Further, the indictment alleges that just prior to his arrest on November 12, 2010, Jack Johnson and Leslie Johnson exchanged a series of telephone calls. The indictment alleges that during one of those calls, as federal agents were knocking on the door of the home to execute a search warrant, Johnson told his wife to destroy the $100,000 check provided to Johnson by a developer and to hide cash that he had hidden in their home. Specifically, the indictment alleges that Johnson told his wife to flush the check down the toilet and hide the cash in her underwear, which she allegedly did. When Mrs. Johnson didn’t answer the door, the federal agents entered the home. The agents searched Leslie Johnson and recovered approximately $79,600.

The indictment seeks forfeiture of any property which constitutes or is derived from the proceeds of Johnson’s alleged illegal activities, including the $79,600 in cash recovered during the search on November 12, 2010.

Amrik Singh Melhi, age 51, of Clarksville, is charged in a separate indictment with conspiring to commit extortion under color of official right in a scheme involving the transport and distribution of untaxed cigarettes and alcohol. No court date has been set and Melhi remains detained. Prince George’s County Councilwoman Leslie Johnson, age 58, of Mitchellville, Maryland, has been charged by criminal complaint with tampering with a witness and evidence relating to the commission of a federal offense; and destruction, alteration and falsification of records in a federal investigation. No court appearance has been scheduled for Leslie Johnson.

Jack Johnson faces a maximum sentence of five years for the conspiracy; a maximum of 20 years in prison and a $250,000 fine for each of three counts of interference with commerce by extortion under color of official right; a maximum sentence of 10 years in prison and a $250,000 fine for each of three counts of bribery involving the agent of a program receiving federal funds; and 20 years in prison for witness and evidence tampering. No court appearance has been scheduled. Johnson remains under the supervision of U.S. Pretrial Services. Some of the conditions of his release include no financial transactions over $1,000, without prior approval; no destruction of evidence; and no obstruction of justice or hindering the federal investigation.

An indictment is not a finding of guilt. An individual charged by indictment is presumed innocent unless and until proven guilty at some later criminal proceedings.

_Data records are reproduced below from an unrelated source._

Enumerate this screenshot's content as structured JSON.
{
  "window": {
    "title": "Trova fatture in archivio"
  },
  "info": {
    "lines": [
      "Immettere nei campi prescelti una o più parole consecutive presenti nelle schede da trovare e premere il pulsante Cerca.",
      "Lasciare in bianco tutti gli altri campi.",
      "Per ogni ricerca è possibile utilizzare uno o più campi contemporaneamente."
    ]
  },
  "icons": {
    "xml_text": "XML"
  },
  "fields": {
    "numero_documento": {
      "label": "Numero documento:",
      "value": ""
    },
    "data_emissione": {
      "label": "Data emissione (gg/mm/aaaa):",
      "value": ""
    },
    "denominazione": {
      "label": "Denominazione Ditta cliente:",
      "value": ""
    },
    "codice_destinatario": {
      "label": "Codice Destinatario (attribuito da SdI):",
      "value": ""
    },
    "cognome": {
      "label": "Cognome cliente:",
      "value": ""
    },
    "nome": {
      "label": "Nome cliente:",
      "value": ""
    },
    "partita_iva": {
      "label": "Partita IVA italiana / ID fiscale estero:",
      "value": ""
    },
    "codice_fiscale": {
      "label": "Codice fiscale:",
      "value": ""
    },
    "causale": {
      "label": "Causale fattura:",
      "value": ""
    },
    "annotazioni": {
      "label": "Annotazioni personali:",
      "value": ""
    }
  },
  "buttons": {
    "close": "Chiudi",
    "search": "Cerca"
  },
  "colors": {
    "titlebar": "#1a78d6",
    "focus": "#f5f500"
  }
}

United States Attorney Rod J. Rosenstein praised the FBI and IRS-CI for their work in the investigation. Mr. Rosenstein thanked Assistant United States Attorneys James A. Crowell IV, A. David Copperthite and Sujit Raman, who are prosecuting the case.